<<<<

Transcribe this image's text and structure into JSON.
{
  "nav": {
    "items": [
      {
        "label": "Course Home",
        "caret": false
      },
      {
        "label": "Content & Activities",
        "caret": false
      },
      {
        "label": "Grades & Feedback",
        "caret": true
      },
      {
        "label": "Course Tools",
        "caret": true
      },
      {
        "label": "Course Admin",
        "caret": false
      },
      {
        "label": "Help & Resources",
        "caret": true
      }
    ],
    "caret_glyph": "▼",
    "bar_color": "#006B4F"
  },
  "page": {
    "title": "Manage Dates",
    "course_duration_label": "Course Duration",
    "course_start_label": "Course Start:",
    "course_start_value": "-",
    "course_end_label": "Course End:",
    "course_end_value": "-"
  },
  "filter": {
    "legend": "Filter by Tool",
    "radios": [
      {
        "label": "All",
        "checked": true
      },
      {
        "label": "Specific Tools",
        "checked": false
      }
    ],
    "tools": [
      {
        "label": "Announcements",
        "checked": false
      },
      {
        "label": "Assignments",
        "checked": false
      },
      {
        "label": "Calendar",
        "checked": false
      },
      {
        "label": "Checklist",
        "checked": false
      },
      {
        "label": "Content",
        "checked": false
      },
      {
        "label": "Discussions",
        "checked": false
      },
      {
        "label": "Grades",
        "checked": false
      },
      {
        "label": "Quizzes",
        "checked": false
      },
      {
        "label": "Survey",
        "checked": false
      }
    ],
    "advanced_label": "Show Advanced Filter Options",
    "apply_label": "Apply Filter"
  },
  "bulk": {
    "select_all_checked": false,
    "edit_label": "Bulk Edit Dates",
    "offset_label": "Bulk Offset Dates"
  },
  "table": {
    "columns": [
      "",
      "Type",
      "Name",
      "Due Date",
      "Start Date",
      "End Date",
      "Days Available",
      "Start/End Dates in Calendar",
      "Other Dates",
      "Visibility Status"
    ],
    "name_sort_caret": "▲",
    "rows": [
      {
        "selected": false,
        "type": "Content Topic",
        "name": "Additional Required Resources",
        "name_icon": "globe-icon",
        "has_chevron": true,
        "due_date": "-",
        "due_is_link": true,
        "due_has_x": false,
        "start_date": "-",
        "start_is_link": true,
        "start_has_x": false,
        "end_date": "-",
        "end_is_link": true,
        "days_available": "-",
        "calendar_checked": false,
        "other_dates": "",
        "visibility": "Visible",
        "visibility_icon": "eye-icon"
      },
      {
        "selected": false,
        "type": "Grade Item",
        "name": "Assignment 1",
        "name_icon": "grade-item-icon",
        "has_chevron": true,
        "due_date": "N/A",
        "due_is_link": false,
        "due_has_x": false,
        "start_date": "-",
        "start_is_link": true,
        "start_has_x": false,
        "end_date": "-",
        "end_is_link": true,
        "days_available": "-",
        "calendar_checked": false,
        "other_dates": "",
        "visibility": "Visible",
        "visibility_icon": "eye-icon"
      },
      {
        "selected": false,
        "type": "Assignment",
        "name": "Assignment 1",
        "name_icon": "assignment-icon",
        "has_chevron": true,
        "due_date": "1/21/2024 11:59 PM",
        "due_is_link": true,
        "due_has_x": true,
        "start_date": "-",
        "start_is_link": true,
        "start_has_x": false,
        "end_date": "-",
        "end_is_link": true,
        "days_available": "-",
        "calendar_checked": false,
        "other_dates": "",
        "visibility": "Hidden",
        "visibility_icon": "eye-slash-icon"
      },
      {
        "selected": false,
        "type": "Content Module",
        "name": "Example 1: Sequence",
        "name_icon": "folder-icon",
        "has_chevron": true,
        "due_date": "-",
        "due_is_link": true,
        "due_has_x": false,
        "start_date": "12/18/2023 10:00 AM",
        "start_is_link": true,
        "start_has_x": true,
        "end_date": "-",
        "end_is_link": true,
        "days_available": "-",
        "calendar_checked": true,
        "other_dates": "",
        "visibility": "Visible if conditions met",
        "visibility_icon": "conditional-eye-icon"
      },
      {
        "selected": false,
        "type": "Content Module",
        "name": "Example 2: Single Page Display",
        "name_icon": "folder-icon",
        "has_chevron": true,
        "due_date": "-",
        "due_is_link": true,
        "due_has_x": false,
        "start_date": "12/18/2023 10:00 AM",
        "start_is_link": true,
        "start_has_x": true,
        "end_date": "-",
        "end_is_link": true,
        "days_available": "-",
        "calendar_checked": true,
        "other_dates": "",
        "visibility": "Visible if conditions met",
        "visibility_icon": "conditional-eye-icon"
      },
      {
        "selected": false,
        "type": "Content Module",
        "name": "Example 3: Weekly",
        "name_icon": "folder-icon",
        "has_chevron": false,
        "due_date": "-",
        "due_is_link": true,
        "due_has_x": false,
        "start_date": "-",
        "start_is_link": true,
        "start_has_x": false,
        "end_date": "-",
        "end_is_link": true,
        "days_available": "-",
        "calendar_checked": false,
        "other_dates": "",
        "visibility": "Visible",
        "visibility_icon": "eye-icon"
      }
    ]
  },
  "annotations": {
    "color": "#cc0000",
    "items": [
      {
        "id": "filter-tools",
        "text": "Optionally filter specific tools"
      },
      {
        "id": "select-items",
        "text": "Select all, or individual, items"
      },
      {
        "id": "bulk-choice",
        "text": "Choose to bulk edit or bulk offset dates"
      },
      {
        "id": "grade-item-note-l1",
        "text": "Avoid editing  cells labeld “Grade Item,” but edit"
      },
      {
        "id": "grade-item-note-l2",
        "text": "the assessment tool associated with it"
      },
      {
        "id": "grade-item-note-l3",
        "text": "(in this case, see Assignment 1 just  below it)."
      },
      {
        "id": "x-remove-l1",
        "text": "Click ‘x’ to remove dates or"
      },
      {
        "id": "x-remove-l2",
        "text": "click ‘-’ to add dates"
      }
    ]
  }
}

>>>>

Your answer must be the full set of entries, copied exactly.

▶ Problem solution
Transcribe this image's text and structure into JSON.
{
  "nav": {
    "items": [
      {
        "label": "Course Home",
        "caret": false
      },
      {
        "label": "Content & Activities",
        "caret": false
      },
      {
        "label": "Grades & Feedback",
        "caret": true
      },
      {
        "label": "Course Tools",
        "caret": true
      },
      {
        "label": "Course Admin",
        "caret": false
      },
      {
        "label": "Help & Resources",
        "caret": true
      }
    ],
    "caret_glyph": "▼",
    "bar_color": "#006B4F"
  },
  "page": {
    "title": "Manage Dates",
    "course_duration_label": "Course Duration",
    "course_start_label": "Course Start:",
    "course_start_value": "-",
    "course_end_label": "Course End:",
    "course_end_value": "-"
  },
  "filter": {
    "legend": "Filter by Tool",
    "radios": [
      {
        "label": "All",
        "checked": true
      },
      {
        "label": "Specific Tools",
        "checked": false
      }
    ],
    "tools": [
      {
        "label": "Announcements",
        "checked": false
      },
      {
        "label": "Assignments",
        "checked": false
      },
      {
        "label": "Calendar",
        "checked": false
      },
      {
        "label": "Checklist",
        "checked": false
      },
      {
        "label": "Content",
        "checked": false
      },
      {
        "label": "Discussions",
        "checked": false
      },
      {
        "label": "Grades",
        "checked": false
      },
      {
        "label": "Quizzes",
        "checked": false
      },
      {
        "label": "Survey",
        "checked": false
      }
    ],
    "advanced_label": "Show Advanced Filter Options",
    "apply_label": "Apply Filter"
  },
  "bulk": {
    "select_all_checked": false,
    "edit_label": "Bulk Edit Dates",
    "offset_label": "Bulk Offset Dates"
  },
  "table": {
    "columns": [
      "",
      "Type",
      "Name",
      "Due Date",
      "Start Date",
      "End Date",
      "Days Available",
      "Start/End Dates in Calendar",
      "Other Dates",
      "Visibility Status"
    ],
    "name_sort_caret": "▲",
    "rows": [
      {
        "selected": false,
        "type": "Content Topic",
        "name": "Additional Required Resources",
        "name_icon": "globe-icon",
        "has_chevron": true,
        "due_date": "-",
        "due_is_link": true,
        "due_has_x": false,
        "start_date": "-",
        "start_is_link": true,
        "start_has_x": false,
        "end_date": "-",
        "end_is_link": true,
        "days_available": "-",
        "calendar_checked": false,
        "other_dates": "",
        "visibility": "Visible",
        "visibility_icon": "eye-icon"
      },
      {
        "selected": false,
        "type": "Grade Item",
        "name": "Assignment 1",
        "name_icon": "grade-item-icon",
        "has_chevron": true,
        "due_date": "N/A",
        "due_is_link": false,
        "due_has_x": false,
        "start_date": "-",
        "start_is_link": true,
        "start_has_x": false,
        "end_date": "-",
        "end_is_link": true,
        "days_available": "-",
        "calendar_checked": false,
        "other_dates": "",
        "visibility": "Visible",
        "visibility_icon": "eye-icon"
      },
      {
        "selected": false,
        "type": "Assignment",
        "name": "Assignment 1",
        "name_icon": "assignment-icon",
        "has_chevron": true,
        "due_date": "1/21/2024 11:59 PM",
        "due_is_link": true,
        "due_has_x": true,
        "start_date": "-",
        "start_is_link": true,
        "start_has_x": false,
        "end_date": "-",
        "end_is_link": true,
        "days_available": "-",
        "calendar_checked": false,
        "other_dates": "",
        "visibility": "Hidden",
        "visibility_icon": "eye-slash-icon"
      },
      {
        "selected": false,
        "type": "Content Module",
        "name": "Example 1: Sequence",
        "name_icon": "folder-icon",
        "has_chevron": true,
        "due_date": "-",
        "due_is_link": true,
        "due_has_x": false,
        "start_date": "12/18/2023 10:00 AM",
        "start_is_link": true,
        "start_has_x": true,
        "end_date": "-",
        "end_is_link": true,
        "days_available": "-",
        "calendar_checked": true,
        "other_dates": "",
        "visibility": "Visible if conditions met",
        "visibility_icon": "conditional-eye-icon"
      },
      {
        "selected": false,
        "type": "Content Module",
        "name": "Example 2: Single Page Display",
        "name_icon": "folder-icon",
        "has_chevron": true,
        "due_date": "-",
        "due_is_link": true,
        "due_has_x": false,
        "start_date": "12/18/2023 10:00 AM",
        "start_is_link": true,
        "start_has_x": true,
        "end_date": "-",
        "end_is_link": true,
        "days_available": "-",
        "calendar_checked": true,
        "other_dates": "",
        "visibility": "Visible if conditions met",
        "visibility_icon": "conditional-eye-icon"
      },
      {
        "selected": false,
        "type": "Content Module",
        "name": "Example 3: Weekly",
        "name_icon": "folder-icon",
        "has_chevron": false,
        "due_date": "-",
        "due_is_link": true,
        "due_has_x": false,
        "start_date": "-",
        "start_is_link": true,
        "start_has_x": false,
        "end_date": "-",
        "end_is_link": true,
        "days_available": "-",
        "calendar_checked": false,
        "other_dates": "",
        "visibility": "Visible",
        "visibility_icon": "eye-icon"
      }
    ]
  },
  "annotations": {
    "color": "#cc0000",
    "items": [
      {
        "id": "filter-tools",
        "text": "Optionally filter specific tools"
      },
      {
        "id": "select-items",
        "text": "Select all, or individual, items"
      },
      {
        "id": "bulk-choice",
        "text": "Choose to bulk edit or bulk offset dates"
      },
      {
        "id": "grade-item-note-l1",
        "text": "Avoid editing  cells labeld “Grade Item,” but edit"
      },
      {
        "id": "grade-item-note-l2",
        "text": "the assessment tool associated with it"
      },
      {
        "id": "grade-item-note-l3",
        "text": "(in this case, see Assignment 1 just  below it)."
      },
      {
        "id": "x-remove-l1",
        "text": "Click ‘x’ to remove dates or"
      },
      {
        "id": "x-remove-l2",
        "text": "click ‘-’ to add dates"
      }
    ]
  }
}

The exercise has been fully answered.